Document Information


Part I Introduction

1.  Overview

2.  Using the Tutorial Examples

Part II The Web Tier

3.  Getting Started with Web Applications

4.  JavaServer Faces Technology

5.  Introduction to Facelets

6.  Expression Language

7.  Using JavaServer Faces Technology in Web Pages

8.  Using Converters, Listeners, and Validators

9.  Developing with JavaServer Faces Technology

10.  JavaServer Faces Technology: Advanced Concepts

11.  Using Ajax with JavaServer Faces Technology

12.  Composite Components: Advanced Topics and Example

13.  Creating Custom UI Components and Other Custom Objects

14.  Configuring JavaServer Faces Applications

15.  Java Servlet Technology

16.  Uploading Files with Java Servlet Technology

17.  Internationalizing and Localizing Web Applications

Part III Web Services

18.  Introduction to Web Services

19.  Building Web Services with JAX-WS

20.  Building RESTful Web Services with JAX-RS

21.  JAX-RS: Advanced Topics and Example

Part IV Enterprise Beans

22.  Enterprise Beans

23.  Getting Started with Enterprise Beans

24.  Running the Enterprise Bean Examples

25.  A Message-Driven Bean Example

26.  Using the Embedded Enterprise Bean Container

27.  Using Asynchronous Method Invocation in Session Beans

Part V Contexts and Dependency Injection for the Java EE Platform

28.  Introduction to Contexts and Dependency Injection for the Java EE Platform

Overview of CDI

About CDI Managed Beans

Beans as Injectable Objects

Using Qualifiers

Injecting Beans

Using Scopes

Overriding the Scope of a Bean at the Point of Injection

Giving Beans EL Names

Adding Setter and Getter Methods

Using a Managed Bean in a Facelets Page

Injecting Objects by Using Producer Methods

Configuring a CDI Application

Using the @PostConstruct and @PreDestroy Annotations With CDI Managed Bean Classes

To Initialize a Managed Bean Using the @PostConstruct Annotation

To Prepare for the Destruction of a Managed Bean Using the @PreDestroy Annotation

Further Information about CDI

29.  Running the Basic Contexts and Dependency Injection Examples

30.  Contexts and Dependency Injection for the Java EE Platform: Advanced Topics

31.  Running the Advanced Contexts and Dependency Injection Examples

Part VI Persistence

32.  Introduction to the Java Persistence API

33.  Running the Persistence Examples

34.  The Java Persistence Query Language

35.  Using the Criteria API to Create Queries

36.  Creating and Using String-Based Criteria Queries

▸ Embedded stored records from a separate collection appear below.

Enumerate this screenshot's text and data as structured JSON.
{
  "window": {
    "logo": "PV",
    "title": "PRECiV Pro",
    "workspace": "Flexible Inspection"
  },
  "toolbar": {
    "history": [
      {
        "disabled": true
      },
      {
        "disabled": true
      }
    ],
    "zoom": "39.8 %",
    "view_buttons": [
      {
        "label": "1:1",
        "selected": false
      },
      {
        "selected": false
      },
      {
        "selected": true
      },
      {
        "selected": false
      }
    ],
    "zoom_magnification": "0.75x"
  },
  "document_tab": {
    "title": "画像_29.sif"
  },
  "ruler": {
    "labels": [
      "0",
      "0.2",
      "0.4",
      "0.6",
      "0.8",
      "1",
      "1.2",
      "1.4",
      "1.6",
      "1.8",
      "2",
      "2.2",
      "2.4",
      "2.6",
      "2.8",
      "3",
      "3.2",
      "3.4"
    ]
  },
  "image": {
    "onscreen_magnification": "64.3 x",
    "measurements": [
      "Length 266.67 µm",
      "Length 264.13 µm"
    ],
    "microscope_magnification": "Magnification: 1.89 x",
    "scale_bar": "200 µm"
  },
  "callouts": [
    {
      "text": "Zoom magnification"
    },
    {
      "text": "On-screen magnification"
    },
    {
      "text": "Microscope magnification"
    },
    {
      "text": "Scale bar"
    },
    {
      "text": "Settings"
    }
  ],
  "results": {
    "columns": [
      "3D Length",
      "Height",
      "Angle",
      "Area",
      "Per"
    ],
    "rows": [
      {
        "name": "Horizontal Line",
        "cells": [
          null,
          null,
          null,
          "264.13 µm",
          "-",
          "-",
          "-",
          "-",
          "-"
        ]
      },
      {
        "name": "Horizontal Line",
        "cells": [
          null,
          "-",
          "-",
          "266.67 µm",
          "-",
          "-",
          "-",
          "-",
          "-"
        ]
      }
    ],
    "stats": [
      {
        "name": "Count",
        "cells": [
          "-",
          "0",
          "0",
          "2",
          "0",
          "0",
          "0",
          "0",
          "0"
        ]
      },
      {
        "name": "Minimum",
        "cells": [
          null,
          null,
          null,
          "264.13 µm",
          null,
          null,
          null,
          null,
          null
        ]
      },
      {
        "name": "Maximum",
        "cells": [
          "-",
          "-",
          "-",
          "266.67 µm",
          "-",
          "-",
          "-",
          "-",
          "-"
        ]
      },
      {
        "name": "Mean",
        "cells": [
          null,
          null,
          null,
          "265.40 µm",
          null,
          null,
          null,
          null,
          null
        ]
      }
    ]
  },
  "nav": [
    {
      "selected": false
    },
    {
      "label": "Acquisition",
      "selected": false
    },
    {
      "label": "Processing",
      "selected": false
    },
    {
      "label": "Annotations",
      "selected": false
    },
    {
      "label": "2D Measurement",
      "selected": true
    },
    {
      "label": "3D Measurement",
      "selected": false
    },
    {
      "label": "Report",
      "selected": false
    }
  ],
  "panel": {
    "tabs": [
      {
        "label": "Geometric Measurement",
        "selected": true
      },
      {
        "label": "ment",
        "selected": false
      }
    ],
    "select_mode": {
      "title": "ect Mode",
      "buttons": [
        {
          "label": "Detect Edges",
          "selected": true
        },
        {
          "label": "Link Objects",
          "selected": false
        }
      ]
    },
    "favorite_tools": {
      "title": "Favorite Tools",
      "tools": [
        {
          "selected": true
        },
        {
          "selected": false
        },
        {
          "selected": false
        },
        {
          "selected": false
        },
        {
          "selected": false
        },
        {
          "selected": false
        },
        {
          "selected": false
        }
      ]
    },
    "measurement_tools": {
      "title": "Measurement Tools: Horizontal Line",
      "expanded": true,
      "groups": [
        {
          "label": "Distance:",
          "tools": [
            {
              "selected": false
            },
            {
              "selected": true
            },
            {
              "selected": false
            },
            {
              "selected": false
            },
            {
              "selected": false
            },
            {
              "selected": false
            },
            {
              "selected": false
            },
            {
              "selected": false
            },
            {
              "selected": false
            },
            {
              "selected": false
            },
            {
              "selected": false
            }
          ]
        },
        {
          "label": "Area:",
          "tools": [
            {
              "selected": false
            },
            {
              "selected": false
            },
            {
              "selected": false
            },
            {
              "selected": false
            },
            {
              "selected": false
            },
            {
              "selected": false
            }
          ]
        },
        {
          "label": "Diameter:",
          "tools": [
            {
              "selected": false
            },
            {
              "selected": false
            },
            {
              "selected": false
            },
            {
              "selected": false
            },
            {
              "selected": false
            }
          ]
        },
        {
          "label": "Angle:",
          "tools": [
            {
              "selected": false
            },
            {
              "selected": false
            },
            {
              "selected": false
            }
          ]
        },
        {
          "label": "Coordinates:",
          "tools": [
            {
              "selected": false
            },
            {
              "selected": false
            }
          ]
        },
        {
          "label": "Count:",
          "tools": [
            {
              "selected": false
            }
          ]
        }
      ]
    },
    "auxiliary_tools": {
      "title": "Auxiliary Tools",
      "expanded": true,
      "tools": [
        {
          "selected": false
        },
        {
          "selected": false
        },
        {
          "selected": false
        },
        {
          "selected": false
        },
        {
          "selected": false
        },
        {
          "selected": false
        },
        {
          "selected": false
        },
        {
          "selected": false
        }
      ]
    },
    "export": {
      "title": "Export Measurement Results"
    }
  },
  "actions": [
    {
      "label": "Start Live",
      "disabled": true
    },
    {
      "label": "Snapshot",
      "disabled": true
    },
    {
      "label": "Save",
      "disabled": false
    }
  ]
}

37.  Controlling Concurrent Access to Entity Data with Locking

38.  Using a Second-Level Cache with Java Persistence API Applications

Part VII Security

39.  Introduction to Security in the Java EE Platform

40.  Getting Started Securing Web Applications

41.  Getting Started Securing Enterprise Applications

42.  Java EE Security: Advanced Topics

Part VIII Java EE Supporting Technologies

43.  Introduction to Java EE Supporting Technologies

44.  Transactions

45.  Resources and Resource Adapters

46.  The Resource Adapter Example

47.  Java Message Service Concepts

48.  Java Message Service Examples

49.  Bean Validation: Advanced Topics

50.  Using Java EE Interceptors

Part IX Case Studies

51.  Duke's Bookstore Case Study Example

52.  Duke's Tutoring Case Study Example

53.  Duke's Forest Case Study Example



About Beans

CDI redefines the concept of a bean beyond its use in other Java technologies, such as the JavaBeans and Enterprise JavaBeans (EJB) technologies. In CDI, a bean is a source of contextual objects that define application state and/or logic. A Java EE component is a bean if the lifecycle of its instances may be managed by the container according to the lifecycle context model defined in the CDI specification.

More specifically, a bean has the following attributes:

A bean type defines a client-visible type of the bean. Almost any Java type may be a bean type of a bean.

  • A bean type may be an interface, a concrete class, or an abstract class and may be declared final or have final methods.

  • A bean type may be a parameterized type with type parameters and type variables.

  • A bean type may be an array type. Two array types are considered identical only if the element type is identical.

  • A bean type may be a primitive type. Primitive types are considered to be identical to their corresponding wrapper types in java.lang.

  • A bean type may be a raw type.